## Requirement
Would you count how many lines of the material below hold the string "background"? Give only the number.

## Data provided
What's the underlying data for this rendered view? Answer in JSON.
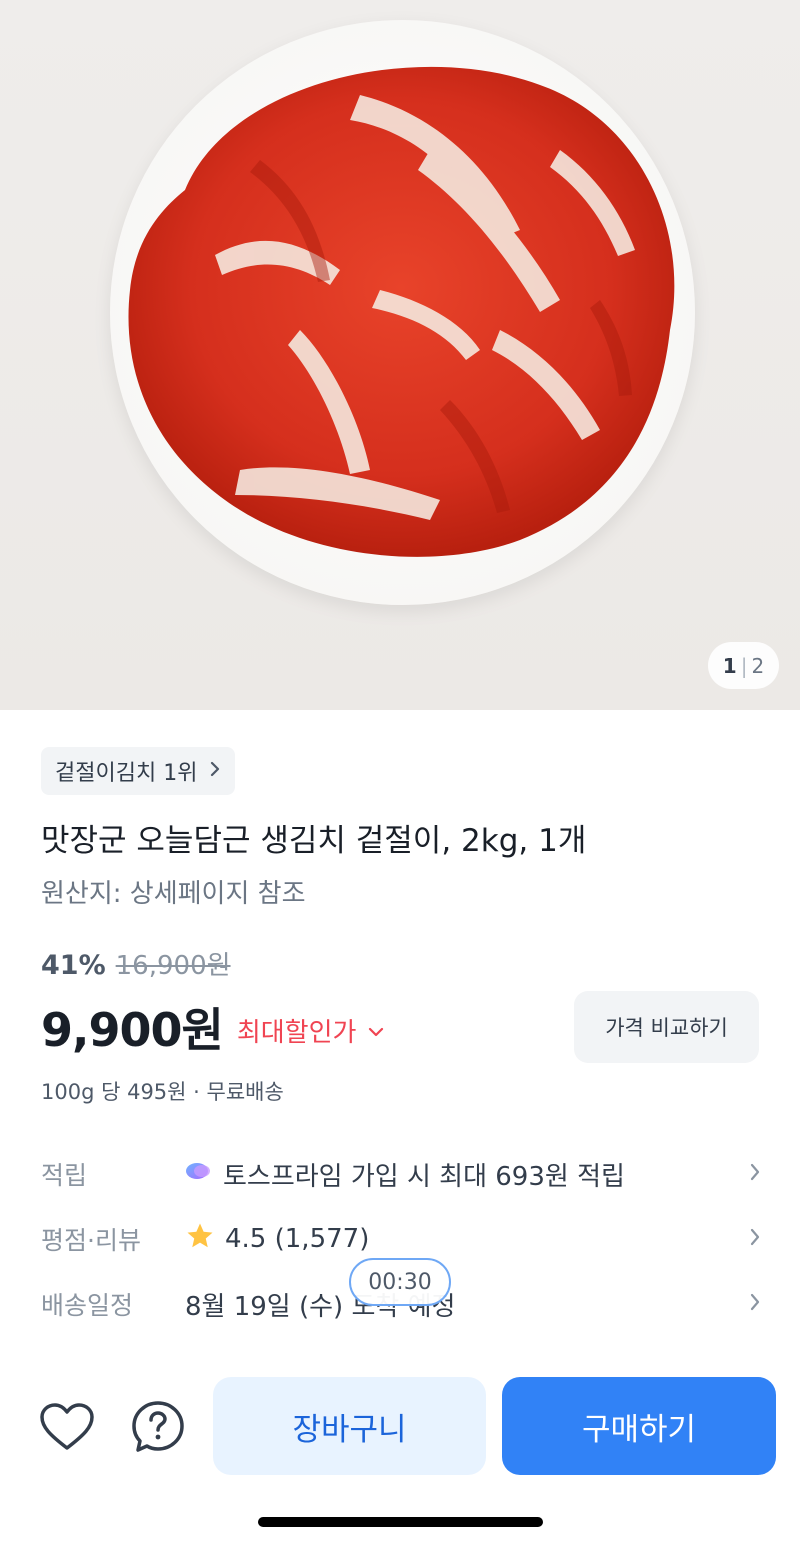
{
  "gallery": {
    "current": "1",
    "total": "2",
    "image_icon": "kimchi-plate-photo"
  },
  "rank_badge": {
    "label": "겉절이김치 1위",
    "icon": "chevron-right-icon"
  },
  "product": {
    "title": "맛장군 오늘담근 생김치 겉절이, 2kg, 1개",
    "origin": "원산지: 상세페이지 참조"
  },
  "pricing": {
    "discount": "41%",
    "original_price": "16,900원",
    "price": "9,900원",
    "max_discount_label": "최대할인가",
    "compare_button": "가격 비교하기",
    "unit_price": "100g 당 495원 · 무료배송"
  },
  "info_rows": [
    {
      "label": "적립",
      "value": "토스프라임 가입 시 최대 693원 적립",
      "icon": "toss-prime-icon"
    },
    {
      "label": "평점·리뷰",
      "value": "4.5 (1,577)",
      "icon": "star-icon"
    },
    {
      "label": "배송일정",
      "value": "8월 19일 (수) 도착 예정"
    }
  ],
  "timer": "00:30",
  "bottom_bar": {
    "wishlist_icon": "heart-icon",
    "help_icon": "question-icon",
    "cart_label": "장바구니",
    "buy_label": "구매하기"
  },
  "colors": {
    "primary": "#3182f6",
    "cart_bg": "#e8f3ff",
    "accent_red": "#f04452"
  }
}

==

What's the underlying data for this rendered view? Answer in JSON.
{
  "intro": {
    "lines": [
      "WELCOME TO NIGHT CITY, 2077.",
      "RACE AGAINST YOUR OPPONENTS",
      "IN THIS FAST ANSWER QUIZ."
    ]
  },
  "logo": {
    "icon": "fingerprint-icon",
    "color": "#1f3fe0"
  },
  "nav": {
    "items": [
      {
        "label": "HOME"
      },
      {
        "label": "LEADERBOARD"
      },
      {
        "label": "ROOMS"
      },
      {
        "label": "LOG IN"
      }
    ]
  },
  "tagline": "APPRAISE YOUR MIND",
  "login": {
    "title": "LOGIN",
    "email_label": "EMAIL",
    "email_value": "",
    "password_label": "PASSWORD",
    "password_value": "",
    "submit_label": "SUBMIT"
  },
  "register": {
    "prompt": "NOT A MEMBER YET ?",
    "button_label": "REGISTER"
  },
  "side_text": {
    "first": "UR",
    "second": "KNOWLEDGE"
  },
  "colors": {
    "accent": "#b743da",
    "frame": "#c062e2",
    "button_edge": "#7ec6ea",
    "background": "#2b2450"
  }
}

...

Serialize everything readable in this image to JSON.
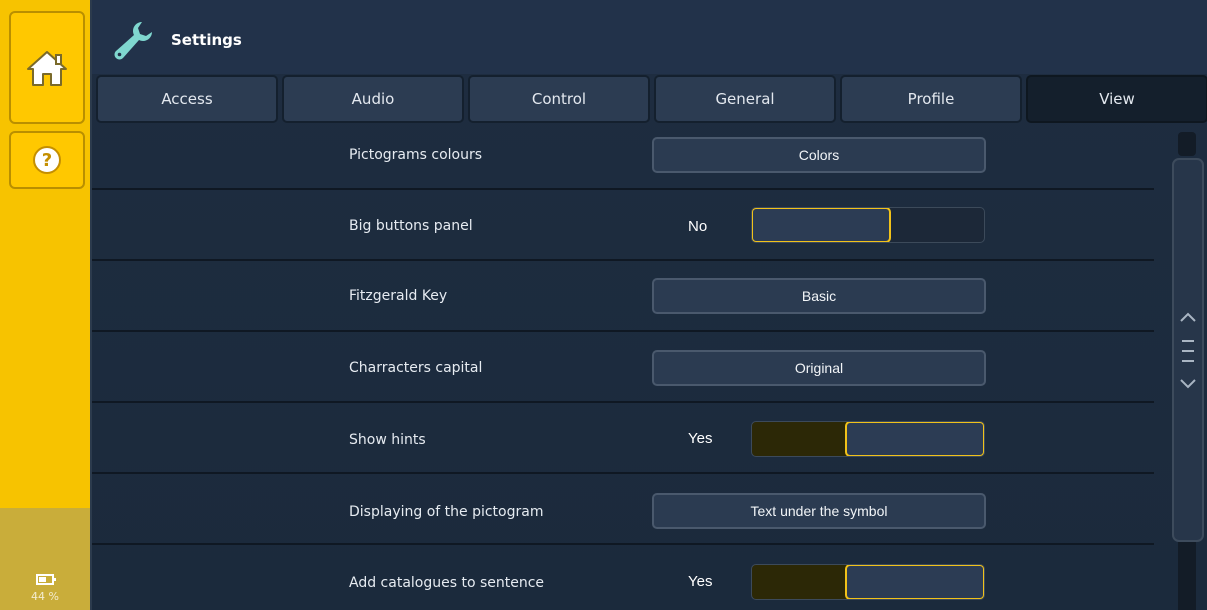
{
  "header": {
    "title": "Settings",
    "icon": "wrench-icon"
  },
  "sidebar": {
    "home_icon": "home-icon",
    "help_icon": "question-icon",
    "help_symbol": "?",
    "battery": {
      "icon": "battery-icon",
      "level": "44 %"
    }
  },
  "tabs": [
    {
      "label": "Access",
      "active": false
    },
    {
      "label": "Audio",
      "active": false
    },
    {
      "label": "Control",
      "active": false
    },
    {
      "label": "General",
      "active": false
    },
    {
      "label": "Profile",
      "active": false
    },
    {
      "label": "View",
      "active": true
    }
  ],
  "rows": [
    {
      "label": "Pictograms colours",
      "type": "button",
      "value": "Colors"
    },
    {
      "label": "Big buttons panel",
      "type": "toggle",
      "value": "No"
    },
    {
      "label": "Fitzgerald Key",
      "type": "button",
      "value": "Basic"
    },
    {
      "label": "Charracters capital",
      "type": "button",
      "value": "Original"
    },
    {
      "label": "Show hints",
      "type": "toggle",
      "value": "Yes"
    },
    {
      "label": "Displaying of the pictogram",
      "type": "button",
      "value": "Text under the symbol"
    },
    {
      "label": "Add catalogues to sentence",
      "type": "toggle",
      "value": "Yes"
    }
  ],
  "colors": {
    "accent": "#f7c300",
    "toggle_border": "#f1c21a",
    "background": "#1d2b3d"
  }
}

## Solution to this exercise
2